### [Work to be completed]
Among the entries below, please show each line that carries the word "dies".

[Web page and app entries]
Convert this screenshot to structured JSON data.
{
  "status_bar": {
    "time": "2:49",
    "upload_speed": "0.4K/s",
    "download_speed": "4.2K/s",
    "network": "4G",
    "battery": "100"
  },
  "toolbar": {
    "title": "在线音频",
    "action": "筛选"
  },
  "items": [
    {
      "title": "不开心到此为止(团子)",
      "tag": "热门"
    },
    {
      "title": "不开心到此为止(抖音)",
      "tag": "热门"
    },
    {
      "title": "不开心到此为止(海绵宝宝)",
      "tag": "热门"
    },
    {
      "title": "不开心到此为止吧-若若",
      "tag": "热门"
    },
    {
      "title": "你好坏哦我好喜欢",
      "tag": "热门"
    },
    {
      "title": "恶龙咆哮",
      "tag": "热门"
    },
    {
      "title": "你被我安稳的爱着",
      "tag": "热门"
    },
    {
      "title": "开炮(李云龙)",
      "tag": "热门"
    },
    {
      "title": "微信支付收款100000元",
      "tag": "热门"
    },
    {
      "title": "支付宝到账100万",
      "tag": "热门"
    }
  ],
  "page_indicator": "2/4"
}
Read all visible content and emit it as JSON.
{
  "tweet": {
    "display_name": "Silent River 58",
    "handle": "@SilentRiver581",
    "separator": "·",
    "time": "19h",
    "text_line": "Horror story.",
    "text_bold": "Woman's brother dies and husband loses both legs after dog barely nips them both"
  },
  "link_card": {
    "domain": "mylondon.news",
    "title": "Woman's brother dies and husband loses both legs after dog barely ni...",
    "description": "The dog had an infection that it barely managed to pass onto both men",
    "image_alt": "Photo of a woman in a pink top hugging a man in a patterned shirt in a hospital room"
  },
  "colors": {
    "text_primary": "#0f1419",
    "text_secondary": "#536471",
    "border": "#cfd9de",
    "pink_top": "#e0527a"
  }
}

### [Exercise solution]
    "text_bold": "Woman's brother dies and husband loses both legs after dog barely nips them both"
    "title": "Woman's brother dies and husband loses both legs after dog barely ni...",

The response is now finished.